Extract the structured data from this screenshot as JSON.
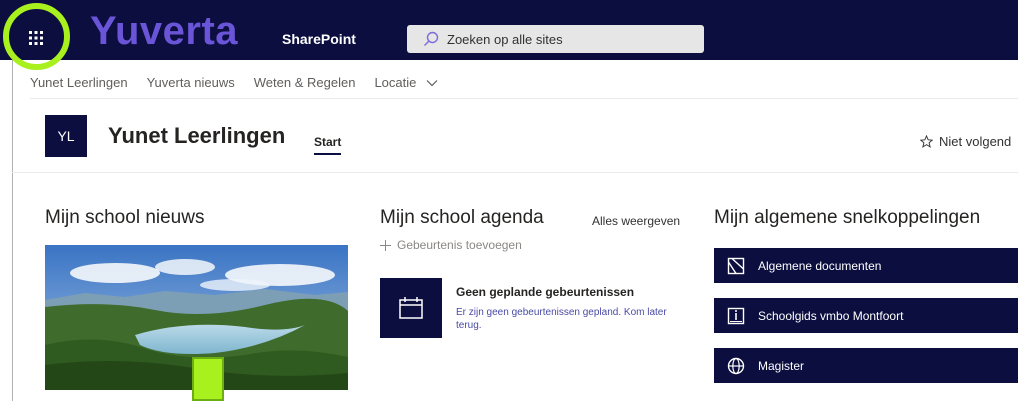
{
  "suitebar": {
    "brand": "Yuverta",
    "app_name": "SharePoint",
    "search_placeholder": "Zoeken op alle sites",
    "colors": {
      "bar": "#0b0e3f",
      "brand": "#6a55d8",
      "highlight": "#a8f01e"
    }
  },
  "hubnav": {
    "items": [
      {
        "label": "Yunet Leerlingen"
      },
      {
        "label": "Yuverta nieuws"
      },
      {
        "label": "Weten & Regelen"
      },
      {
        "label": "Locatie"
      }
    ]
  },
  "site": {
    "logo_initials": "YL",
    "title": "Yunet Leerlingen",
    "tab": "Start",
    "follow_label": "Niet volgend"
  },
  "news": {
    "title": "Mijn school nieuws"
  },
  "agenda": {
    "title": "Mijn school agenda",
    "see_all": "Alles weergeven",
    "add_event": "Gebeurtenis toevoegen",
    "empty_title": "Geen geplande gebeurtenissen",
    "empty_body": "Er zijn geen gebeurtenissen gepland. Kom later terug."
  },
  "quicklinks": {
    "title": "Mijn algemene snelkoppelingen",
    "items": [
      {
        "label": "Algemene documenten",
        "icon": "document-icon"
      },
      {
        "label": "Schoolgids vmbo Montfoort",
        "icon": "info-book-icon"
      },
      {
        "label": "Magister",
        "icon": "globe-icon"
      }
    ]
  }
}
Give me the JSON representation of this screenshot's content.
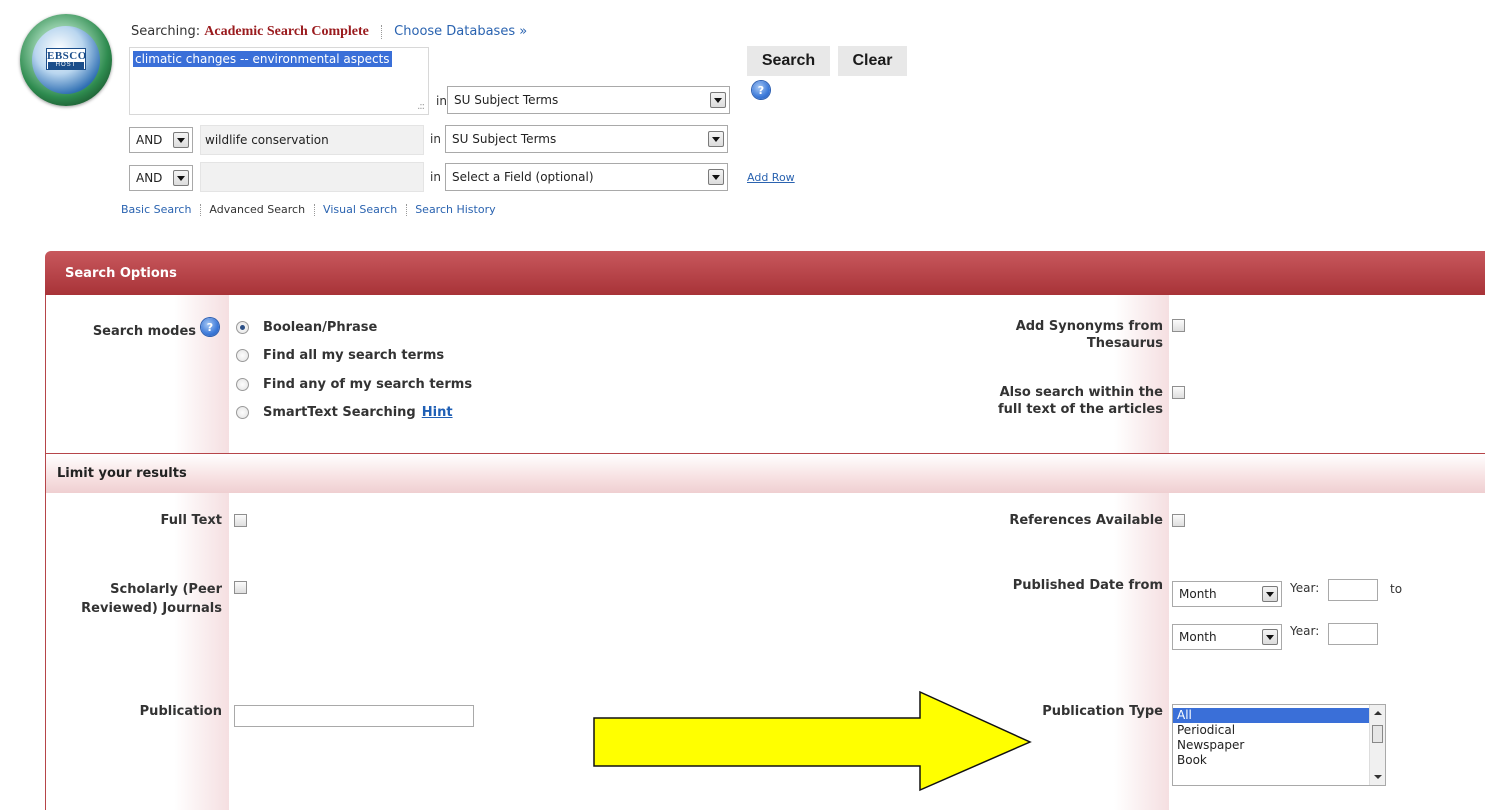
{
  "header": {
    "searching_label": "Searching:",
    "database": "Academic Search Complete",
    "choose_databases": "Choose Databases »",
    "logo_text_top": "EBSCO",
    "logo_text_bottom": "HOST"
  },
  "search": {
    "rows": [
      {
        "operator": "",
        "query": "climatic changes -- environmental aspects",
        "in_label": "in",
        "field": "SU Subject Terms"
      },
      {
        "operator": "AND",
        "query": "wildlife conservation",
        "in_label": "in",
        "field": "SU Subject Terms"
      },
      {
        "operator": "AND",
        "query": "",
        "in_label": "in",
        "field": "Select a Field (optional)"
      }
    ],
    "search_button": "Search",
    "clear_button": "Clear",
    "help_icon": "?",
    "add_row": "Add Row"
  },
  "nav": {
    "basic": "Basic Search",
    "advanced": "Advanced Search",
    "visual": "Visual Search",
    "history": "Search History"
  },
  "search_options": {
    "title": "Search Options",
    "search_modes_label": "Search modes",
    "modes": [
      {
        "label": "Boolean/Phrase",
        "selected": true
      },
      {
        "label": "Find all my search terms",
        "selected": false
      },
      {
        "label": "Find any of my search terms",
        "selected": false
      },
      {
        "label": "SmartText Searching",
        "selected": false
      }
    ],
    "hint": "Hint",
    "add_synonyms_label": "Add Synonyms from Thesaurus",
    "add_synonyms_line1": "Add Synonyms from",
    "add_synonyms_line2": "Thesaurus",
    "fulltext_search_line1": "Also search within the",
    "fulltext_search_line2": "full text of the articles"
  },
  "limits": {
    "title": "Limit your results",
    "full_text": "Full Text",
    "scholarly_line1": "Scholarly (Peer",
    "scholarly_line2": "Reviewed) Journals",
    "publication": "Publication",
    "publication_value": "",
    "references_available": "References Available",
    "published_date_from": "Published Date from",
    "month_placeholder": "Month",
    "year_label": "Year:",
    "to_label": "to",
    "publication_type": "Publication Type",
    "publication_types": [
      "All",
      "Periodical",
      "Newspaper",
      "Book"
    ],
    "selected_publication_type": "All"
  },
  "colors": {
    "panel_header": "#b1393e",
    "selection": "#3a6fd8",
    "link": "#2a63b0",
    "arrow_fill": "#ffff00"
  }
}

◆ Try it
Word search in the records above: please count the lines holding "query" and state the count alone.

◆ Task result
3